Klue, a Silicon Valley company that’s working to better utilize data gathered from wearable body trackers, is now working with Stanford University and Crossover Health, a primary care medical group, to study the effectiveness of Klue’s modules to affect change.
The partnership with Stanford involves conducting a scientific study of Klue’s Mindful Eating Messenger and Hydration Coach. The smartphone-based software helps to guide users to improve their eating and drinking routines and eventually lead to better overall health.
With Crossover Health, Klue is rolling out its artificial intelligence-based offering that uses evidence-based guidance to nudge patients to do and not do certain things.

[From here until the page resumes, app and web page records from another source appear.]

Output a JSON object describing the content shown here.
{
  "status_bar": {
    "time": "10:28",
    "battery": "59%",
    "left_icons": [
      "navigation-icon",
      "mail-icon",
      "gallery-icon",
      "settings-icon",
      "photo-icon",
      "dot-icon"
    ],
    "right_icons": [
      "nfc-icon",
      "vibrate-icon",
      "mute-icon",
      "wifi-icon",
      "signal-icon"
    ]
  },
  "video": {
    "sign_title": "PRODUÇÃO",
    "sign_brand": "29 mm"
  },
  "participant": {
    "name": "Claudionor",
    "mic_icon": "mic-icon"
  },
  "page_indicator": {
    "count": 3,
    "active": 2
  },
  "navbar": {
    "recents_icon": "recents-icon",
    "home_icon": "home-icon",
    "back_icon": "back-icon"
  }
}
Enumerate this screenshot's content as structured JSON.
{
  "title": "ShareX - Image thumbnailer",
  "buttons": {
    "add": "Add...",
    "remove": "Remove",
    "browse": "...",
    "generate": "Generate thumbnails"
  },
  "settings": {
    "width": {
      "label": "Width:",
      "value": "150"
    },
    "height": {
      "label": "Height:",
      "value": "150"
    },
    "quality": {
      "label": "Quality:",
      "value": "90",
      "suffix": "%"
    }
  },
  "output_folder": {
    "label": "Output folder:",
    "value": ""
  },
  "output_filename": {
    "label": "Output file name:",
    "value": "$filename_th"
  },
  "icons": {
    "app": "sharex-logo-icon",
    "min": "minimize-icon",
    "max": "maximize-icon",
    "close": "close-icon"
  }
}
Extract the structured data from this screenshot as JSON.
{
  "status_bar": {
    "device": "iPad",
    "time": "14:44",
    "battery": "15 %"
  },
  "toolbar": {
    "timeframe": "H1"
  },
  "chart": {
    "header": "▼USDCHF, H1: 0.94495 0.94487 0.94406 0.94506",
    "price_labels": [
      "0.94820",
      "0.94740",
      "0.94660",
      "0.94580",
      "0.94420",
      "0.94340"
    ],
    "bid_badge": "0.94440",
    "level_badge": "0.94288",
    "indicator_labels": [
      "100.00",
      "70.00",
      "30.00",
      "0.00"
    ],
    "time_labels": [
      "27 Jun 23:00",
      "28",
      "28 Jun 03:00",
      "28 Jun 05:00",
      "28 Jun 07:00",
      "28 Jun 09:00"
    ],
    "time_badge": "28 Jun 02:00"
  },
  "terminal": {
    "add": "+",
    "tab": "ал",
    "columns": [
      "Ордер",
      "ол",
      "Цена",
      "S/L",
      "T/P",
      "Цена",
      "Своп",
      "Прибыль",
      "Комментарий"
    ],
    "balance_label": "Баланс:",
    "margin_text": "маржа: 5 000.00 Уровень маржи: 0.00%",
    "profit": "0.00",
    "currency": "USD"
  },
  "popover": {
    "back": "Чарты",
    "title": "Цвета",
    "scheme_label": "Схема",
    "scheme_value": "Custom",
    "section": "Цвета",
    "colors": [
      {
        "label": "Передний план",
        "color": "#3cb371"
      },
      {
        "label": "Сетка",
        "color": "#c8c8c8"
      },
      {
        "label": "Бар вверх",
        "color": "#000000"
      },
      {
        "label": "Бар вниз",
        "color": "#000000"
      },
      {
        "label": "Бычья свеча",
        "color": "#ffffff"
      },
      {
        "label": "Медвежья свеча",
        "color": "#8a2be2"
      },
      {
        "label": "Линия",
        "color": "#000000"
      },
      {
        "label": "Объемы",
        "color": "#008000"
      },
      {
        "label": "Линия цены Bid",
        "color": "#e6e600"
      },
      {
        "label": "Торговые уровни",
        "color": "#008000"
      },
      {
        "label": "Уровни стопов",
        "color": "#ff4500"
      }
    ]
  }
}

Klue’s software relies on input data and readings gathered from Apple Watch, and potentially many other similar devices, to understand what users are doing, particularly their drinking and eating. “We are showing that the wrist’s movements themselves contain uniquely valuable insights from which we can unlock new behaviors in ways that weren’t previously possible,” said Katelijn Vleugels, the CEO of Klue. “Because what we do with our hands is key to very important behaviors, like eating for instance, being able to read the hands’ movements for the first time opens the door to offering users automatic micro-nudges that can lead to better habits.”
We covered the initial announcement of Klue’s tracking technology last October.
Link: Klue homepage…